Dave Thomas and Sally Kellerman were 'Boris And Natasha', while Jason Alexander and Rene Russo played the same roles in 'The Adventures of Rocky And Bullwinkle'. (Christopher Neame and Robert DeNiro were their respective Fearless Leaders.)

Brendan Fraser was 'George Of The Jungle' and for Toobworld, there's also Patrick Warburton as 'The Tick'.

Now we'll have a new addition, thanks to a TV movie being developed for HBO by Dreamworks:

"Freakazoid!" with James Roday!

I think it'll be a good match. Roday has demonstrated, both in his TV series 'Psych' and in the movie "Repli-Kate", to have the sense of humor as well as the physical energy to play the slapstick-prone superhero. And even if there had been no technological advances in CGI since 1994, Jim Carrey's "The Mask" proves that the film-makers can more than handle the demands of the character.

Apparently, "Freakazoid!" will be rushed into production in order to accommodate James Roday's schedule. I guess he needs to wrap it up before 'Psych' goes into production for its next season. (They're speeding this through channels so quickly, that they don't even have a page up for it yet at either HBO or at!)

Frankly, I'm surprised that Steven Spielberg, who also executive-produced the original cartoon series, isn't aiming for a bigger market on the big screen. But obviously he knows the market better than me and probably has it already figured whether or not it would make a dent in the glut of summer escapist flicks. Besides they can always go the movie theatre route with its release overseas.

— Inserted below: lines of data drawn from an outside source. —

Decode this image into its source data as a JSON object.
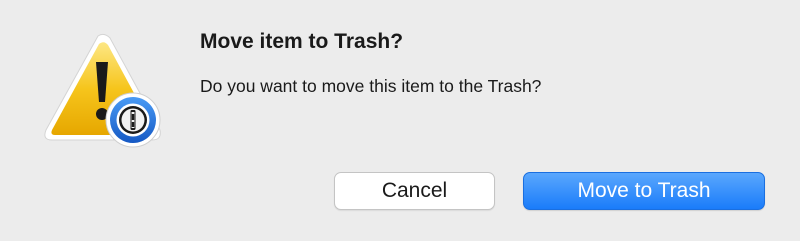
{
  "dialog": {
    "title": "Move item to Trash?",
    "message": "Do you want to move this item to the Trash?",
    "icon": "warning-triangle-with-1password-badge-icon"
  },
  "buttons": {
    "cancel_label": "Cancel",
    "confirm_label": "Move to Trash"
  },
  "colors": {
    "background": "#ececec",
    "accent": "#1a7cfa",
    "warning": "#f5c218",
    "badge_ring": "#1f6fd8"
  }
}
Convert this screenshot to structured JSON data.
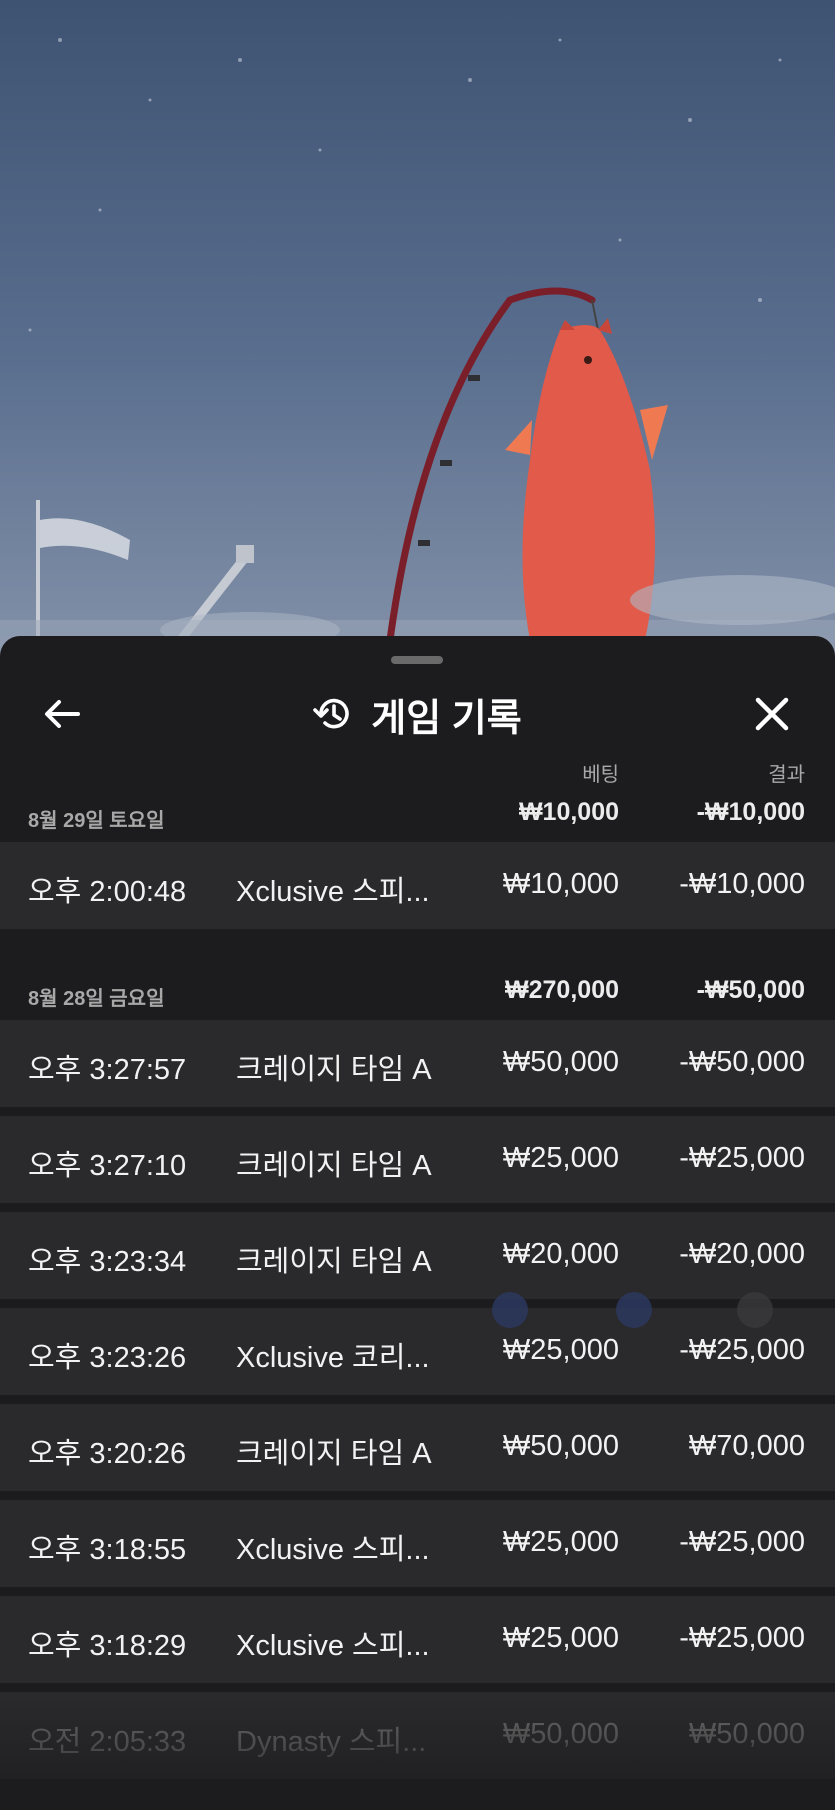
{
  "header": {
    "title": "게임 기록",
    "back_icon": "arrow-left-icon",
    "history_icon": "history-icon",
    "close_icon": "close-icon"
  },
  "columns": {
    "bet": "베팅",
    "result": "결과"
  },
  "groups": [
    {
      "date": "8월 29일 토요일",
      "bet_total": "₩10,000",
      "result_total": "-₩10,000",
      "rows": [
        {
          "time": "오후 2:00:48",
          "game": "Xclusive 스피...",
          "bet": "₩10,000",
          "result": "-₩10,000"
        }
      ]
    },
    {
      "date": "8월 28일 금요일",
      "bet_total": "₩270,000",
      "result_total": "-₩50,000",
      "rows": [
        {
          "time": "오후 3:27:57",
          "game": "크레이지 타임 A",
          "bet": "₩50,000",
          "result": "-₩50,000"
        },
        {
          "time": "오후 3:27:10",
          "game": "크레이지 타임 A",
          "bet": "₩25,000",
          "result": "-₩25,000"
        },
        {
          "time": "오후 3:23:34",
          "game": "크레이지 타임 A",
          "bet": "₩20,000",
          "result": "-₩20,000"
        },
        {
          "time": "오후 3:23:26",
          "game": "Xclusive 코리...",
          "bet": "₩25,000",
          "result": "-₩25,000"
        },
        {
          "time": "오후 3:20:26",
          "game": "크레이지 타임 A",
          "bet": "₩50,000",
          "result": "₩70,000"
        },
        {
          "time": "오후 3:18:55",
          "game": "Xclusive 스피...",
          "bet": "₩25,000",
          "result": "-₩25,000"
        },
        {
          "time": "오후 3:18:29",
          "game": "Xclusive 스피...",
          "bet": "₩25,000",
          "result": "-₩25,000"
        },
        {
          "time": "오전 2:05:33",
          "game": "Dynasty 스피...",
          "bet": "₩50,000",
          "result": "₩50,000"
        }
      ]
    }
  ],
  "colors": {
    "sheet": "#1c1c1e",
    "row": "#2a2a2c",
    "muted": "#a8a8a8",
    "text": "#f2f2f2"
  }
}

I think the blend of James Roday and the character of Dexter Douglas (aka Freakazoid!) is a perfect fit. But whatever happens, I just hope Ed Asner is on board as Mike Cosgrove!